Submitted to: Euphytica
Publication Type: Peer Reviewed Journal
Publication Acceptance Date: 7/16/1999
Publication Date: N/A
Interpretive Summary: The Russian wheat aphid (RWA), is the most serious pest of wheat grown in the western United States. Growing wheat with genetic resistance to RWA is the best way to produce a wheat crop without worrying about RWA damage. Developing wheat cultivars with resistance to RWA is a long, difficult process that could benefit from an understanding of the genetics, physiology, and biochemical basis of RWA resistance. We analyzed PI 140207 (a spring wheat germplasm line with excellent RWA resistance) to determine the inheritance of resistance, and identify proteins produced in response to RWA feeding that may be involved in the resistance reaction. To determine inheritance of resistance, we crossed PI 140207 with Pavon (a RWA-susceptible spring wheat cultivar) and analyzed their F1, F2, backcross, and F2-derived F3 families. Our results indicated that a single dominant gene controlled RWA resistance in PI 140207. We also looked at protein gels of leaf tissue before and after RWA attack in PI 140207 and Pavon. We found that a specific complex of 24 kilodalton proteins was dramatically reduced in the susceptible Pavon, yet persisted in the resistant PI 140207. The function of this protein complex in resistance is unknown, but our results provide evidence of cellular functions associated with RWA resistance that should be pursued further.

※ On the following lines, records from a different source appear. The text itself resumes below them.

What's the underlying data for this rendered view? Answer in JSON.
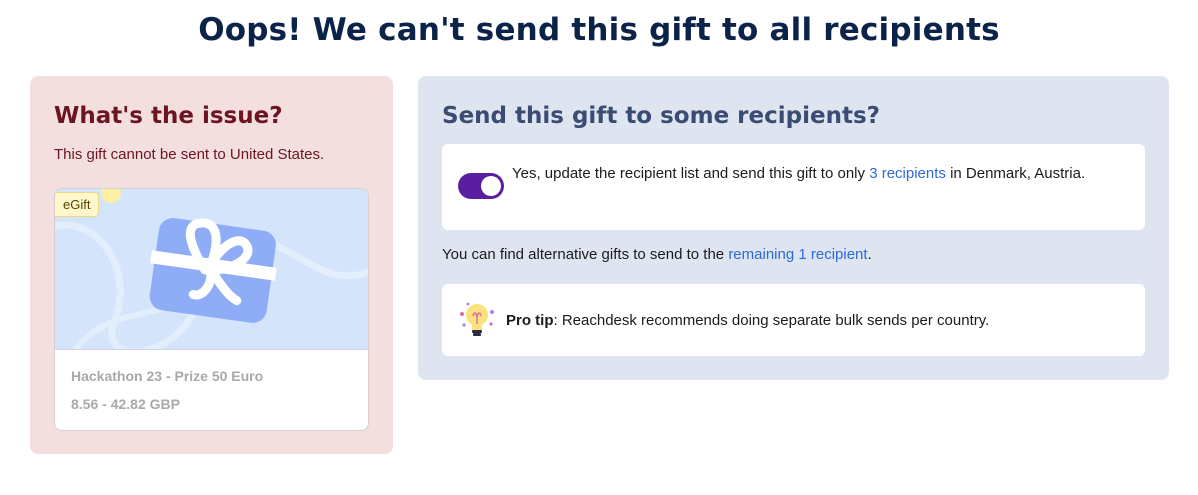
{
  "page": {
    "title": "Oops! We can't send this gift to all recipients"
  },
  "issue": {
    "heading": "What's the issue?",
    "description": "This gift cannot be sent to United States.",
    "gift": {
      "badge": "eGift",
      "name": "Hackathon 23 - Prize 50 Euro",
      "price": "8.56 - 42.82 GBP"
    }
  },
  "send": {
    "heading": "Send this gift to some recipients?",
    "toggle": {
      "on": true,
      "text_before": "Yes, update the recipient list and send this gift to only ",
      "link": "3 recipients",
      "text_after": " in Denmark, Austria."
    },
    "alternative": {
      "text_before": "You can find alternative gifts to send to the ",
      "link": "remaining 1 recipient",
      "text_after": "."
    },
    "tip": {
      "label": "Pro tip",
      "text": ": Reachdesk recommends doing separate bulk sends per country."
    }
  },
  "colors": {
    "title": "#0b2349",
    "issue_bg": "#f3dfde",
    "send_bg": "#dfe4f1",
    "toggle_on": "#5a1fa0",
    "link": "#2c6ad8"
  },
  "icons": [
    "gift-icon",
    "lightbulb-icon"
  ]
}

Technical Abstract: The Russian wheat aphid (RWA), Diuraphis noxia (Mordvilko), has become a perennial, serious pest of wheat (Triticum aestivum L.) in the western United States. Current methodologies used to enhance RWA resistance in wheat germplasm could benefit from an understanding of the physiological mechanisms underlying resistance to RWA. This study was initiated to determine the inheritance of RWA resistance in PI 140207 (a RWA-resistant spring wheat) and identify specific polypeptides induced by RWA feeding that may be associated with RWA resistance. Crosses were made between PI 140207 and 'Pavon' (a RWA-susceptible spring wheat). Genetic analysis was performed on the parents, F1, F2, backcross (BC) population, and F2-derived F3 families. Analysis of segregation patterns of plants in the F1, F2, and BC populations, as well as F2-derived F3 families indicated single dominant gene control of RWA resistance in PI 140207. The effects of RWA feeding on PI 140207 and Pavon were examined by visualizing silver-stained denatured leaf proteins separated by two-dimensional polyacrylamide gel electrophoresis. Comparisons of protein profiles of noninfested and RWA-infested Pavon and PI 140207 revealed a 24 kilodalton protein complex selectively inhibited in Pavon that persisted in PI 140207 during RWA attack. No other significant qualitative or quantitative differences were detected in RWA-induced alterations of protein profiles.